I am a novelist (living in Brooklyn, of course, which is the law), and am working on a very Shakespeare-oriented project.
project Runway returns for its ninth season tonight now firmly back “in.”
Work of Art completely mimics that other reality show, project Runway.
One Chemonics project was urban beautification in the towns near the much-lauded Caracol Industrial Park in northern Haiti.
The project was frowned on in this country and viewed with doubt in other parts of the world.
He was as interested in details of the life on the project as a boy of fifteen.
Will Phelps advanced as if he was about to open the door, but a silent gesture from Hawley caused him to abandon the project.
Gee, Penny, there is going to be some great team work on this project from now on!
If he could find her again, he might grasp some thread of a project, and work his way to more clearness.

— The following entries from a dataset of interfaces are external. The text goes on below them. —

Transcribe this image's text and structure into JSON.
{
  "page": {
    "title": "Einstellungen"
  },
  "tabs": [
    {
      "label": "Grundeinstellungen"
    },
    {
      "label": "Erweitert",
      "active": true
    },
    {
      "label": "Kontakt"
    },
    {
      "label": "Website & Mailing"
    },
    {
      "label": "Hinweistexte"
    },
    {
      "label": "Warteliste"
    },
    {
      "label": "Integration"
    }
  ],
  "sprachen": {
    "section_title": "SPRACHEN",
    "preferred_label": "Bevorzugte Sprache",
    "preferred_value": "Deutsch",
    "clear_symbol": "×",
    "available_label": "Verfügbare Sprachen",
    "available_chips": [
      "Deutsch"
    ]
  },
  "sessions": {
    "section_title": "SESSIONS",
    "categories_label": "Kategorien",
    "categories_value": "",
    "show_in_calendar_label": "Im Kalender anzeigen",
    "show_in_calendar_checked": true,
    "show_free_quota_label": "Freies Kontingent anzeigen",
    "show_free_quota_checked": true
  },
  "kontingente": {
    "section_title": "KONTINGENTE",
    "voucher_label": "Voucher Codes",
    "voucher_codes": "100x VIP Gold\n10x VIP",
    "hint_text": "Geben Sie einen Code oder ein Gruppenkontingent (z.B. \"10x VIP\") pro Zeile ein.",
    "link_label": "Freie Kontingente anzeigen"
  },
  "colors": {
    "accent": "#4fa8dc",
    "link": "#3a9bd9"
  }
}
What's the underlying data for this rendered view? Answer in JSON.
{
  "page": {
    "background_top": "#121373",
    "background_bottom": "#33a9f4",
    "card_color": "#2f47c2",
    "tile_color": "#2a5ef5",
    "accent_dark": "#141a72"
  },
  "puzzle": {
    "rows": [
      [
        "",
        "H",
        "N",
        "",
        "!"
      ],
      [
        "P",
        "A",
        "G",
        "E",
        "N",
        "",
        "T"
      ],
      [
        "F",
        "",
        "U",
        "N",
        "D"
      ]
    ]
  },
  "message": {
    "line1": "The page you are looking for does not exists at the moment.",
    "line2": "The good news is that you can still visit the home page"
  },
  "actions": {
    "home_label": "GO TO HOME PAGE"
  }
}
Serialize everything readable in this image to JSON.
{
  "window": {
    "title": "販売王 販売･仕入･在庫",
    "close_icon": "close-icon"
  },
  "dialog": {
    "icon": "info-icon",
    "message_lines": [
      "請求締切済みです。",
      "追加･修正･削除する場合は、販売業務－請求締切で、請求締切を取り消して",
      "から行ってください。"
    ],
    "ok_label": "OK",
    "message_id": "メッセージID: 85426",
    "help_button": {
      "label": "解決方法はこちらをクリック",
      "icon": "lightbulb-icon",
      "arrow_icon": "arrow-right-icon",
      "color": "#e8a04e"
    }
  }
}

c.1400, "a plan, draft, scheme," from Latin proiectum "something thrown forth," noun use of neuter of proiectus, past participle of proicere "stretch out, throw forth," from pro- "forward" (see pro-) + combining form of iacere (past participle iactus) "to throw" (see jet (v.)).
Meaning "scheme, proposal, mental plan" is from c.1600. Meaning "group of low-rent apartment buildings" first recorded 1935, American English, short for housing project (1932). Related: Projects. Project manager attested from 1913.
late 15c., "to plan," from Latin proiectus, past participle of proicere (see project (n.)). Sense of "to stick out" is from 1718. Meaning "to cast an image on a screen" is recorded from 1865. Psychoanalytical sense, "attribute to another (unconsciously)" is from 1895 (implied in a use of projective). Meaning "convey to others by one's manner" is recorded by 1955. Related: Projected; projecting.
project proj·ect (prŏj'kt', -ĭkt)
A plan or proposal; a scheme.
An undertaking requiring concerted effort.
To extend forward or out; jut out:
To cause an image to appear on a surface.
In psychology, to externalize and attribute something, such as an emotion, to someone or something else.
Subsystem of ICES. Sammet 1969, p.616.